One of the big areas that has emerged as a theme in my ever-vigilant watch of technology is the development of new concepts and technologies to supply water and other resources to third-world communities. Allow me to point you to a few examples:
All by themselves, each of these is a very good idea. It strikes me, though, that the missing piece for all of them is the infrastructure to distribute and install these.
Sure, the Peace Corps and similar secular groups are all over the place doing this kind of work. But why not missionaries? Why couldn't some of the many missions boards with teams of people in third-world countries send short-term teams that would bring and install these as a support and extension of the existing ministry?

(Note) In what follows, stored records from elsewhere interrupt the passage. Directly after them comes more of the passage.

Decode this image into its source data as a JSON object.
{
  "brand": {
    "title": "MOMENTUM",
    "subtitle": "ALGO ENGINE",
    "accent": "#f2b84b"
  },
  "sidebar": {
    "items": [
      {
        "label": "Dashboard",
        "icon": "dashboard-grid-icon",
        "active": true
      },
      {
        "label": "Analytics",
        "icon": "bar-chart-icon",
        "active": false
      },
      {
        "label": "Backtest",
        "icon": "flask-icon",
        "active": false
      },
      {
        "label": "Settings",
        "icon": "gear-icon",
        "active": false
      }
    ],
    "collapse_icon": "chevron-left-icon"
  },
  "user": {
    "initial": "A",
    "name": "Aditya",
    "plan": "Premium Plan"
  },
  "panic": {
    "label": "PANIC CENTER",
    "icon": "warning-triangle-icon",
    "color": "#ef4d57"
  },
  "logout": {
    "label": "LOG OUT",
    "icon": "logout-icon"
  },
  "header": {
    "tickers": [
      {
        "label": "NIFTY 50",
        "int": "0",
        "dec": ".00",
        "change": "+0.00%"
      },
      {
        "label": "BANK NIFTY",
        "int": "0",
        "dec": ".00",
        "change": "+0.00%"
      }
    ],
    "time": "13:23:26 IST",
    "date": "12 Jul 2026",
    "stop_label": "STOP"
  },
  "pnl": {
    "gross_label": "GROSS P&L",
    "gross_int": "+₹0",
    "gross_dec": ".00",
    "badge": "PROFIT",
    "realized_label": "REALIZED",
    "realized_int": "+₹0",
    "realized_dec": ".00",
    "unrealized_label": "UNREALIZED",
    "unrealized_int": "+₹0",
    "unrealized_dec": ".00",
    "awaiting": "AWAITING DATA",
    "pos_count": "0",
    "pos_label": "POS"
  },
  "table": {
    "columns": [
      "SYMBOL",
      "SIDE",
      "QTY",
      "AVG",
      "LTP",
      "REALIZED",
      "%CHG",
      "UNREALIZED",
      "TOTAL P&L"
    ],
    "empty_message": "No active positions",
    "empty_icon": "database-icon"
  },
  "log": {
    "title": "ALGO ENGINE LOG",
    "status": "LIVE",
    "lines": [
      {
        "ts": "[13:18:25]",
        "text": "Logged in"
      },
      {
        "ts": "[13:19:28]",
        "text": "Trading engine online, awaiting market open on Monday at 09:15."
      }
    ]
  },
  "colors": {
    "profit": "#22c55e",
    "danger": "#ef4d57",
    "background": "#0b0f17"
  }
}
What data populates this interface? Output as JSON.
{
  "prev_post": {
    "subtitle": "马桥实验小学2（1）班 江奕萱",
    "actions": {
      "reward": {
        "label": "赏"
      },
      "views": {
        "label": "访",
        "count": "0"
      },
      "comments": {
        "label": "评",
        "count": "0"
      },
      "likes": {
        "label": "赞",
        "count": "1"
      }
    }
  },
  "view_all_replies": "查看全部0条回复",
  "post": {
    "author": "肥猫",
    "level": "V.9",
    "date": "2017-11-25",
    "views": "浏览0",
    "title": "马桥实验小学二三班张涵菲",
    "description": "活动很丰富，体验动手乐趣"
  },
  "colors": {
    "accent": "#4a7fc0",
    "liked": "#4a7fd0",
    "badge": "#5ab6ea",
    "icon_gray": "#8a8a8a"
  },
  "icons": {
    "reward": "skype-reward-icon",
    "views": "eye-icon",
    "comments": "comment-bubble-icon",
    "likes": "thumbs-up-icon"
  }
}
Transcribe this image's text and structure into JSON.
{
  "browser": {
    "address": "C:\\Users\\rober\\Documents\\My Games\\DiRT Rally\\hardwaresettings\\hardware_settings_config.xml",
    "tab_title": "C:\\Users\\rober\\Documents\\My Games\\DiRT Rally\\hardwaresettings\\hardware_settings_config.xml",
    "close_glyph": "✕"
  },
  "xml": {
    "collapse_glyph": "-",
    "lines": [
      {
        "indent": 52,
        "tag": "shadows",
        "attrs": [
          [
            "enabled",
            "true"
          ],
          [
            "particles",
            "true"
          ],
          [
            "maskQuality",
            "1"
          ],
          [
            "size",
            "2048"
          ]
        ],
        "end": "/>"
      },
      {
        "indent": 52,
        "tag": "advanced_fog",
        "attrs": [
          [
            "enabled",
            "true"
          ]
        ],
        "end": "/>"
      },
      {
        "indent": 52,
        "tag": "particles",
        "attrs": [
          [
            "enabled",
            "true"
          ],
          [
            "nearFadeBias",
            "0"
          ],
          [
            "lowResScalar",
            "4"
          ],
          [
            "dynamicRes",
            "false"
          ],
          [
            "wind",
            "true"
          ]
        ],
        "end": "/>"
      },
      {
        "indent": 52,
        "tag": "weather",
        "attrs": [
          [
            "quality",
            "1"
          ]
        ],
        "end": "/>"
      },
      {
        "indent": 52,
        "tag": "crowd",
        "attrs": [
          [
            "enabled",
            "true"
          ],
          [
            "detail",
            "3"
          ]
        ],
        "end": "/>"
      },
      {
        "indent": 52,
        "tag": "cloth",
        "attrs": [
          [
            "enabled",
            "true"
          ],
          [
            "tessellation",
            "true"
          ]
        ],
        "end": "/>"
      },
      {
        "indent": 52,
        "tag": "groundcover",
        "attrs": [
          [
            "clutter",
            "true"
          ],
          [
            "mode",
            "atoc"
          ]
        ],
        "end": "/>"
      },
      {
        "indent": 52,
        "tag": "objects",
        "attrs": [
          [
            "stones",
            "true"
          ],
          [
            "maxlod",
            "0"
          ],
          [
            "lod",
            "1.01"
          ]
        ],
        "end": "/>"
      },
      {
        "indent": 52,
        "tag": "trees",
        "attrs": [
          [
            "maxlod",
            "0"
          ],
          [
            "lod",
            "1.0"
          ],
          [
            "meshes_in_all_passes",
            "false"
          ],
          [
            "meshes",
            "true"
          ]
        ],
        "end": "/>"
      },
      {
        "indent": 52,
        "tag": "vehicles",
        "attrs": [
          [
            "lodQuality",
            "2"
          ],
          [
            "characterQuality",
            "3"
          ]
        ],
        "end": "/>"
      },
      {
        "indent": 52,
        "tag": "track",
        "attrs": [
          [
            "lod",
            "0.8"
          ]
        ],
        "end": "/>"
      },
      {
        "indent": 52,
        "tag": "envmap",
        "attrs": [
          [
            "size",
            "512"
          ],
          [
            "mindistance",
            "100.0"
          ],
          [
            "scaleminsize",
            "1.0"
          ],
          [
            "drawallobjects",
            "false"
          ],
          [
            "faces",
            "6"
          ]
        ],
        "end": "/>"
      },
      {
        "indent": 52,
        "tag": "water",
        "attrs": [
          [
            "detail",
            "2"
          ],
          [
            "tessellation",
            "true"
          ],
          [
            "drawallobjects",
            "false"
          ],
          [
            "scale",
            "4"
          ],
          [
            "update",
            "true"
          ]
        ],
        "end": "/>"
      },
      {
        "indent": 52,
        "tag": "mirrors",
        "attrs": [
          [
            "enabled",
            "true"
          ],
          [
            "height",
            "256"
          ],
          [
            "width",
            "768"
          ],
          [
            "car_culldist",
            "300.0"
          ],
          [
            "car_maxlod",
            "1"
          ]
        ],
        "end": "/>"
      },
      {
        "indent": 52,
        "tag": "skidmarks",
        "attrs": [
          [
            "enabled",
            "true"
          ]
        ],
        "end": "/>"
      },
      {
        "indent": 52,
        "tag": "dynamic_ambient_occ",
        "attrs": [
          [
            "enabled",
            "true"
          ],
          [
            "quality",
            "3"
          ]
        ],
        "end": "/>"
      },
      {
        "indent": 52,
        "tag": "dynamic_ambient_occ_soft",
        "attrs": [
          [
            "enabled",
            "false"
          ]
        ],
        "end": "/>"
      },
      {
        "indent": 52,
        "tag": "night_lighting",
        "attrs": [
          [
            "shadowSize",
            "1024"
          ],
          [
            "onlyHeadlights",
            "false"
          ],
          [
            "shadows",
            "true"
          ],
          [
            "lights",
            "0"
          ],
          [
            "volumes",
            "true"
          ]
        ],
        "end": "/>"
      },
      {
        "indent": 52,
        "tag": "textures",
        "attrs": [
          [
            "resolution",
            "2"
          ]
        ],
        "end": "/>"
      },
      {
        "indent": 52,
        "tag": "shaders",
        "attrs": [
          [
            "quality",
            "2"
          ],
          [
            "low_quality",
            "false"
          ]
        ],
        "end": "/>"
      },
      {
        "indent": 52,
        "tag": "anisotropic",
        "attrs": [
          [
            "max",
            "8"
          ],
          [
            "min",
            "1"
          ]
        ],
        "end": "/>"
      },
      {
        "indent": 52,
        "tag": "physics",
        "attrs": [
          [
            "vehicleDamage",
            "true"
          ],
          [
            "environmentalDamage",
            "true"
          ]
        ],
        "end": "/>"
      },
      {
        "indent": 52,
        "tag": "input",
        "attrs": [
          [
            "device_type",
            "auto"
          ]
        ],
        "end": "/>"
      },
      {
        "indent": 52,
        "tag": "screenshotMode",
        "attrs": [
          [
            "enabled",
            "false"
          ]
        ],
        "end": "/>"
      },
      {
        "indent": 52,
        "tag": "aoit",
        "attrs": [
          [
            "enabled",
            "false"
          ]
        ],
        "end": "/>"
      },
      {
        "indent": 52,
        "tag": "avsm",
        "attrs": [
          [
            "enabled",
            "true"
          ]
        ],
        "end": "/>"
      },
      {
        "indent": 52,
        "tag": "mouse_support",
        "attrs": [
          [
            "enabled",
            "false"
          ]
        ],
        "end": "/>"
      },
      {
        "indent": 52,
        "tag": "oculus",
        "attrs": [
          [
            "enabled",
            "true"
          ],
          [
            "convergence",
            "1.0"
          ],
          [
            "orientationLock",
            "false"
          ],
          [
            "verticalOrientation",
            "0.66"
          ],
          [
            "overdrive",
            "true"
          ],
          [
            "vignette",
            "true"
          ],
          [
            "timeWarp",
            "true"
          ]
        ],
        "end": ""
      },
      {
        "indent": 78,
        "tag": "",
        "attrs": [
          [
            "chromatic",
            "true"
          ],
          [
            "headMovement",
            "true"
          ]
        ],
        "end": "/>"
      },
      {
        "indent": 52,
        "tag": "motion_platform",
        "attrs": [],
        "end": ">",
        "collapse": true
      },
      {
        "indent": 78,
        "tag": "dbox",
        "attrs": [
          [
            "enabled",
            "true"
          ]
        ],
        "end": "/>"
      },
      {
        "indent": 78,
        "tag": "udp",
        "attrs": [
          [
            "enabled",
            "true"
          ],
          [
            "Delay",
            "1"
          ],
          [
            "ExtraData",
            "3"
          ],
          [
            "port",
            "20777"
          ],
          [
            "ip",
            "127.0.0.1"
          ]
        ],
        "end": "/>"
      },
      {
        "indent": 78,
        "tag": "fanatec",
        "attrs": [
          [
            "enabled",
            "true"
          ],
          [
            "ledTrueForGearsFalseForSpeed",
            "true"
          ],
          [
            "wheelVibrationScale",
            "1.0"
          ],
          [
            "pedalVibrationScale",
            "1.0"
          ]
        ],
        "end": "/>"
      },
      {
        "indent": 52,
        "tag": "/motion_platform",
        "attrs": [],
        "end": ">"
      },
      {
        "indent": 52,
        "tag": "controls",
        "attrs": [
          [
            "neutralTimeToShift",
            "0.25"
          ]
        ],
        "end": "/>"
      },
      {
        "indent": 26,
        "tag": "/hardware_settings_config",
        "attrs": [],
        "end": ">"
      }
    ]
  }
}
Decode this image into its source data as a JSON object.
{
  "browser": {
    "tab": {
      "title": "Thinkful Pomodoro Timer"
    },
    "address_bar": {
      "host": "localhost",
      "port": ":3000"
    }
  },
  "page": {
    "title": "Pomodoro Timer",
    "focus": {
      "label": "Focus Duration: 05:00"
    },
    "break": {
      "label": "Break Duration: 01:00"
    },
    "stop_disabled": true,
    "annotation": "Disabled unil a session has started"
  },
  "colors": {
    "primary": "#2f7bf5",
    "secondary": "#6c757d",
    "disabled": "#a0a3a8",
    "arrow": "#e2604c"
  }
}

One thing I DO know about missions is this: it is almost universally agreed that long-term sustainability of Gospel ministry depends on developing local, indigenous leaders to take over the ministry. That sort of sustainability, it seems to me, demands that stability of resources also be in place-- so water supply, irrigation, agriculture, medical care, and education must become immediate concerns for pastors and missionaries in a third-world context.
All of the above projects seem to offer affordable solutions for exactly that: stabilizing resources. It seems like a no-brainer to me. Am I missing something? What do you think?